Manuel Axel Strain
Smudging The English Dictionary
June 14 – August 29, 2021
Manuel Axel Strain is a non-binary 2-Spirit artist of xʷməθkwəy̓əm (Musqueam), Simpcw and Inkumupulux ancestry who currently lives on the stolen, sacred and ancestral homelands and waters of the sq̓əc̓iy̓aɁɬ təməxʷ (Katzie) and Kwantlen peoples.
Strain uses their art practice to confront and undermine the imposed realities of colonialism, proposing a new space beyond oppressive systems of power. The photographic work Smudging the English Dictionary (2021) bears witness to the ongoing intergenerational trauma associated with the attempted erasure of Indigenous bodies, languages, ceremonies and medicines at the hands of settler colonialists in so-called Canada. Smudging is a sacred ceremony that many Indigenous peoples practice. This often involves the burning of plants like sage, sweetgrass, cedar and tobacco to cleanse and purify people and places. In this work Strain is smudging with sage picked by their mother in their Secwepemcúl’ecw (Secwépemc) homelands. By reclaiming ancestral ceremony and cleansing a politically charged lexicon, Strain honours the resiliency of Indigenous people and makes space for healing and resistance.
The work Smudging the English Dictionary was presented congruently with the exhibition Teiakwanahstahsontéhrha’ | We Extend the Rafters by Skawennati, a Kanien’kehà:ka (Mohawk) artist. By grounding their work in the wisdom of their ancestors, Strain cleanses the past and witnesses present injustices, while Skawennati speaks to the reclamation and futurity of Indigenous languages, histories and traditions across Turtle Island.
About the Artist | Manuel Axel Strain
Manuel Axel Strain often creates artworks in collaboration with their relatives. This connection to kin is a source of agency that flows through their art practice, as they work with the land and across performance, painting, sculpture, photography, video, sound and installation. References to the artist’s lived experiences emerge in their artworks, tackling subject matter like resource extraction, gender, Indigenous medicine, Indigeneity, labour and Strain’s ancestral and community ties to the land.

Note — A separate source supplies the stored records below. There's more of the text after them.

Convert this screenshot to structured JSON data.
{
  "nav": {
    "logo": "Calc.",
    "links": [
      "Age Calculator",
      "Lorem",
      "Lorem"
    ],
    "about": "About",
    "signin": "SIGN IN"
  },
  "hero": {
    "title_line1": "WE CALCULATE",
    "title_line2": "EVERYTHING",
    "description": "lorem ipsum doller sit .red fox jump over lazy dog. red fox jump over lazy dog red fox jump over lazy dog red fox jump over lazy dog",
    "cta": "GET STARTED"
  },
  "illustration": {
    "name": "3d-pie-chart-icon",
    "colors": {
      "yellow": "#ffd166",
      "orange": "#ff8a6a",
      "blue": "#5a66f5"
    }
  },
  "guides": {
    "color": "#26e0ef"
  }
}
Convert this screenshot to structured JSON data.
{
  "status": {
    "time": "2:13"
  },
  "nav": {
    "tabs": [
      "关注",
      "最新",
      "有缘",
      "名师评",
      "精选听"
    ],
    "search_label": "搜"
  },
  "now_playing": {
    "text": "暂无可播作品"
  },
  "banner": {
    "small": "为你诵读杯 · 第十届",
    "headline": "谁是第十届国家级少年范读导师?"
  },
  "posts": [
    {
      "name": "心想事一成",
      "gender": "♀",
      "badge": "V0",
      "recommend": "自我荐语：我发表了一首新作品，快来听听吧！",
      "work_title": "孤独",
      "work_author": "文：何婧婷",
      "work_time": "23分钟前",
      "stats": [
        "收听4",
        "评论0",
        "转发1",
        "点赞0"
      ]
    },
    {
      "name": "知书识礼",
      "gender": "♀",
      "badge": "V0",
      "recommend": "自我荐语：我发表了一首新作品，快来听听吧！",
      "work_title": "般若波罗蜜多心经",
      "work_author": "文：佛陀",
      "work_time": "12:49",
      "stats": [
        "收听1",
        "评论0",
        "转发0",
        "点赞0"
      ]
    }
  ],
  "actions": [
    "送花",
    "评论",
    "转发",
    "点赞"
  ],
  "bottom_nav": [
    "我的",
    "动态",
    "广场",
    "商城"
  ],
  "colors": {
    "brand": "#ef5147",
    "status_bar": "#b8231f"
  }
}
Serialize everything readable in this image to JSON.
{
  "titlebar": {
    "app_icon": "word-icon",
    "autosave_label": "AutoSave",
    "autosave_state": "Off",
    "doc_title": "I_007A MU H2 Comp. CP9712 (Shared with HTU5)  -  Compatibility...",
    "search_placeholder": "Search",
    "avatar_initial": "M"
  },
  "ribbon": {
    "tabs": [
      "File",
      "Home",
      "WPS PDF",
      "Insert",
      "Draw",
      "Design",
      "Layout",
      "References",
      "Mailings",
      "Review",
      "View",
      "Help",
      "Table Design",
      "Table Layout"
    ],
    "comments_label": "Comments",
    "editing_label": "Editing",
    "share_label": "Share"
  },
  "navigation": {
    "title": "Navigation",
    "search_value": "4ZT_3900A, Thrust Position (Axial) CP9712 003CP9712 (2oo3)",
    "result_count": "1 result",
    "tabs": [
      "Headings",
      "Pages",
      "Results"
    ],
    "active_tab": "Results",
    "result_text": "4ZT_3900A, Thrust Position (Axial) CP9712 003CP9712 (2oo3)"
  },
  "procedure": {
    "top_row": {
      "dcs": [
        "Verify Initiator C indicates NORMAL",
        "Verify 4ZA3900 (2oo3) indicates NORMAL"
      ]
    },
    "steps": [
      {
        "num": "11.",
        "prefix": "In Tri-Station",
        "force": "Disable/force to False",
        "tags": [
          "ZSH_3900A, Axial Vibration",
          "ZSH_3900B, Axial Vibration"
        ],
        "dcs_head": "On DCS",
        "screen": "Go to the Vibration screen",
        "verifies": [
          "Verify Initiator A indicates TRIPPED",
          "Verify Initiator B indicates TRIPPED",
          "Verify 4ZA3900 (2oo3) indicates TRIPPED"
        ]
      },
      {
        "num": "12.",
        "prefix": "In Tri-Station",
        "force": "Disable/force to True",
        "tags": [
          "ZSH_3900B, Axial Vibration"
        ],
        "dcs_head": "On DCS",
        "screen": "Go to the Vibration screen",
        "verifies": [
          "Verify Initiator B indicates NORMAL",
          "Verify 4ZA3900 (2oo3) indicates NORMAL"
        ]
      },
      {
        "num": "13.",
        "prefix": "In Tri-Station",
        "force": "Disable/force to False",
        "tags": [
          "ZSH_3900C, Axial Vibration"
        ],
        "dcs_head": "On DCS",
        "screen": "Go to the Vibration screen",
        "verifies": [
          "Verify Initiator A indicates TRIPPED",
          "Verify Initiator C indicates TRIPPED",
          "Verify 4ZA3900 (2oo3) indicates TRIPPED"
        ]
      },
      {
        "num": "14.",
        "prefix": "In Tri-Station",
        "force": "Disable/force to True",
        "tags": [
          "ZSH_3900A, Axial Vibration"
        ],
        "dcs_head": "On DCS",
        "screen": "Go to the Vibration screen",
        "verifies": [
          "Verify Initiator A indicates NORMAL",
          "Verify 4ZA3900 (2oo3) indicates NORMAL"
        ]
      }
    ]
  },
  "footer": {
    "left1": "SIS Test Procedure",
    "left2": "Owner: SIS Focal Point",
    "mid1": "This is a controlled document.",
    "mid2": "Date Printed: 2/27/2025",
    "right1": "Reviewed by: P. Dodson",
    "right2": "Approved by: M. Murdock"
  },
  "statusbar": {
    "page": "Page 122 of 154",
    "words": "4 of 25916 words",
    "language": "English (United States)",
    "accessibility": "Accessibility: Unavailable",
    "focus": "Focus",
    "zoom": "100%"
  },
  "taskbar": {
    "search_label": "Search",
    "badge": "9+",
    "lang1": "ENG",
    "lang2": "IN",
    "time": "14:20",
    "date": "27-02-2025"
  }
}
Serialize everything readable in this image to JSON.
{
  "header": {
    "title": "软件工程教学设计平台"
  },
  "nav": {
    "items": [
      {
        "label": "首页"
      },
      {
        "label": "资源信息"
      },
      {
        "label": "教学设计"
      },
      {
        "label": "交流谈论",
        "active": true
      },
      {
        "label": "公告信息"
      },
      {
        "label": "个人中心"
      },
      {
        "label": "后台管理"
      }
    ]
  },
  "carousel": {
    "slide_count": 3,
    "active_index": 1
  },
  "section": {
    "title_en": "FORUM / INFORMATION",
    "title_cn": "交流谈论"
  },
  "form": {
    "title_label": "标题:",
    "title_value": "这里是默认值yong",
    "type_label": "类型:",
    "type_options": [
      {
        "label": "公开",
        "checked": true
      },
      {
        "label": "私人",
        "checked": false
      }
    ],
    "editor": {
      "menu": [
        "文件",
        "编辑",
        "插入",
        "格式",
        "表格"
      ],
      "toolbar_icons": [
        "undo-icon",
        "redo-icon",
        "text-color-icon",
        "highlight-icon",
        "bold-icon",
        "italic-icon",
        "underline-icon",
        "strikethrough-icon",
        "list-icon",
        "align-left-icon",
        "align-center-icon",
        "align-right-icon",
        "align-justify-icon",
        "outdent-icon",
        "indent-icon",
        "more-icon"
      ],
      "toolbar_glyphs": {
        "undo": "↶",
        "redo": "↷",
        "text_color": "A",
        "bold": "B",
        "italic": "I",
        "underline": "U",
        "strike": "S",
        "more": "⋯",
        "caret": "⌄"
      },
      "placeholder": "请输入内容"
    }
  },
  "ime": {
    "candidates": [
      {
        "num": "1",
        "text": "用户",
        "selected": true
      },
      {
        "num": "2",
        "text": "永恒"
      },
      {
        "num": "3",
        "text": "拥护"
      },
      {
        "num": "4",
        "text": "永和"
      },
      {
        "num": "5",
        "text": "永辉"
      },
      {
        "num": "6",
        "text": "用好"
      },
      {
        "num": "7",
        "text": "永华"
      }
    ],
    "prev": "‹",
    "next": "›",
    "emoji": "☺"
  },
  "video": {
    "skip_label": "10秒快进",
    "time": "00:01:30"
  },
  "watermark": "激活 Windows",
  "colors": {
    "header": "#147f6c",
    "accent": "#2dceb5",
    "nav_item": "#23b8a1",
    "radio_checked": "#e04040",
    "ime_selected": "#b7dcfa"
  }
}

Strain is a participant in Evergreen Cultural Centre’s inaugural Emerging Creators Incubator as well as the exhibition (Re)visions, taking place at the Art Gallery at Evergreen in August 2021. They have exhibited work in Capture Photography Festival, Vancouver, and have shown work at the Vancouver Art Gallery and Surrey Art Gallery, as well as at more distant places across Turtle Island. Strain attended Emily Carr University of Art + Design, Vancouver, but prioritizes Indigenous epistemologies through the embodied knowledge of their mother, father, siblings, cousins, aunties, uncles, nieces, nephews, grandparents and ancestors.